Bloomberg the Company & Products

Bloomberg Anywhere Login

Bloomberg

Connecting decision makers to a dynamic network of information, people and ideas, Bloomberg quickly and accurately delivers business and financial information, news and insight around the world.

Company

Financial Products

Enterprise Products

Media

Customer Support

  • Americas

    +1 212 318 2000

  • Europe, Middle East, & Africa

    +44 20 7330 7500

  • Asia Pacific

    +65 6212 1000

Communications

Industry Products

Media Services

Follow Us

Wisconsin Researcher Accused of Economic Spying for China

Don't Miss Out —
Follow us on:
Hua Jun Zhao
Hua Jun Zhao may have stolen the cancer-research compound from an office at the Medical College of Wisconsin and taken steps to deliver it to Zhejiang University in China. Source: Milwaukee County Sheriff's Office via Bloomberg

April 2 (Bloomberg) -- A Medical College of Wisconsin researcher was charged with economic espionage for stealing a patented cancer-research compound to give to a university in China.

Hua Jun Zhao, 42, may have stolen the compound from a Medical College office in Milwaukee and taken steps to deliver it to Zhejiang University, according to a Federal Bureau of Investigation agent’s affidavit in support of a criminal complaint dated March 29.

A copy of the complaint against Zhao was obtained today from the office of Milwaukee U.S. Attorney James L. Santelle.

“There is probable cause to believe that Hua Jun Zhao has committed the crime of economic espionage,” FBI Special Agent Gerald Shinneman wrote in his nine-page affidavit.

Zhao joins a Motorola Inc. engineer and a researcher at Dow AgroSciences LLC who, in separate cases, have been accused by the U.S. of economic espionage or stealing on behalf of Chinese entities.

Zhao is in the Milwaukee County Jail and no bail has been set, said Fran McLaughlin, a spokeswoman for the Milwaukee County Sheriff’s Department.

Hearing Set

Dean Puschnig, a spokesman for Santelle, declined to comment on the status of Zhao’s case. Theft of trade secrets to benefit a foreign government is punishable by as long as 15 years’ imprisonment. A preliminary hearing for Zhao is set for April 11 before Magistrate Judge Patricia Gorence in Milwaukee.

Juval Scott, a federal public defender representing Zhao, said in a phone interview today that her office had no information beyond what is contained in the criminal complaint.

“We’re looking forward to discovery,” Scott said. “This is an unusual case.
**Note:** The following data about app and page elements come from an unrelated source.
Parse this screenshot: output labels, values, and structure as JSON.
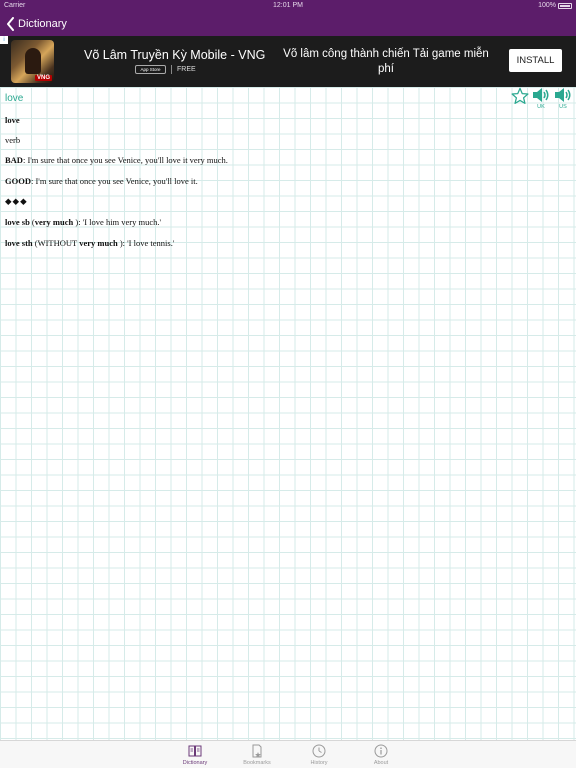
{
  "status_bar": {
    "carrier": "Carrier",
    "time": "12:01 PM",
    "battery": "100%"
  },
  "nav": {
    "back_label": "Dictionary"
  },
  "ad": {
    "title": "Võ Lâm Truyền Kỳ Mobile - VNG",
    "store_badge": "App Store",
    "price": "FREE",
    "promo": "Võ lâm công thành chiến Tải game miễn phí",
    "install": "INSTALL",
    "icon_badge": "VNG"
  },
  "entry": {
    "header_word": "love",
    "word": "love",
    "pos": "verb",
    "bad_label": "BAD",
    "bad_text": ": I'm sure that once you see Venice, you'll love it very much.",
    "good_label": "GOOD",
    "good_text": ": I'm sure that once you see Venice, you'll love it.",
    "separator": "◆◆◆",
    "rule1_word": "love sb",
    "rule1_open": " (",
    "rule1_bold": "very much",
    "rule1_rest": " ): 'I love him very much.'",
    "rule2_word": "love sth",
    "rule2_open": " (WITHOUT ",
    "rule2_bold": "very much",
    "rule2_rest": " ): 'I love tennis.'"
  },
  "speakers": {
    "uk": "UK",
    "us": "US"
  },
  "tabs": [
    {
      "label": "Dictionary",
      "icon": "book-icon",
      "active": true
    },
    {
      "label": "Bookmarks",
      "icon": "bookmark-icon",
      "active": false
    },
    {
      "label": "History",
      "icon": "clock-icon",
      "active": false
    },
    {
      "label": "About",
      "icon": "info-icon",
      "active": false
    }
  ],
  "colors": {
    "brand": "#5c1d6a",
    "accent": "#2aa890",
    "tab_active": "#6b3a78"
  }
}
Nationwide there have only been a few cases.”

Hanjuan Jin, a former Motorola software engineer, last year was sentenced to four years in prison for stealing trade secrets from the company. While accused of planning to share that information with a company that had ties to the Chinese military, she was acquitted of economic espionage.

A former Dow AgroSciences researcher, Kexue Huang, was sentenced to seven years and three months in federal prison in 2011 after pleading guilty in two consolidated cases to stealing trade secrets to benefit a Chinese university.

Three Bottles

Zhao had been conducting pharmacology research at the university as an assistant to Dr. Marshall Anderson, according to Shinneman’s affidavit.

On Feb. 22, Anderson reported to university security that three bottles of a powdery compound identified only as C-25, for which he held the patent, had disappeared from his office, the FBI agent said. The vials were worth about $8,000, Shinneman said.

A review of security video showed Zhao was the only person to enter or leave Anderson’s office around the time the bottles disappeared, according to the affidavit.

University security also learned Zhao had been in China from December to February and stated on his resume that he was an assistant professor at Zhejiang University, Shinneman said.

Zhao also claimed on the website ResearchGate that he had discovered a cancer-fighting compound and wanted to bring it to China, the FBI agent said.

Plane Tickets

Federal agents, with a search warrant for Zhao’s residence on March 28, found a receipt for a package sent to his wife in China a month earlier, together with plane tickets for a flight from Chicago to China, scheduled to depart today, Shinneman said.

At a detention hearing yesterday in Milwaukee, Assistant U.S. Attorney Tracy M. Johnson told Gorence that Zhao had sold his car prior to his arrest. Johnson told the judge that in addition to his wife, Zhao has a son living in China.

While Zhao may not have known about the case, “he had an inkling there was a problem,” Gorence said at the hearing.

The case is U.S. v. Zhao, 13-mj-00220, U.S. District Court for the Eastern District of Wisconsin (Milwaukee).

To contact the reporters on this story: Andrew Harris in the Chicago federal courthouse at aharris16@bloomberg.net; Marie Rohde in Milwaukee at fmarierohde@gmail.com.

To contact the editor responsible for this story: Michael Hytha at mhytha@bloomberg.net

Please upgrade your Browser

Your browser is out-of-date. Please download one of these excellent browsers:

Chrome, Firefox, Safari, Opera or Internet Explorer.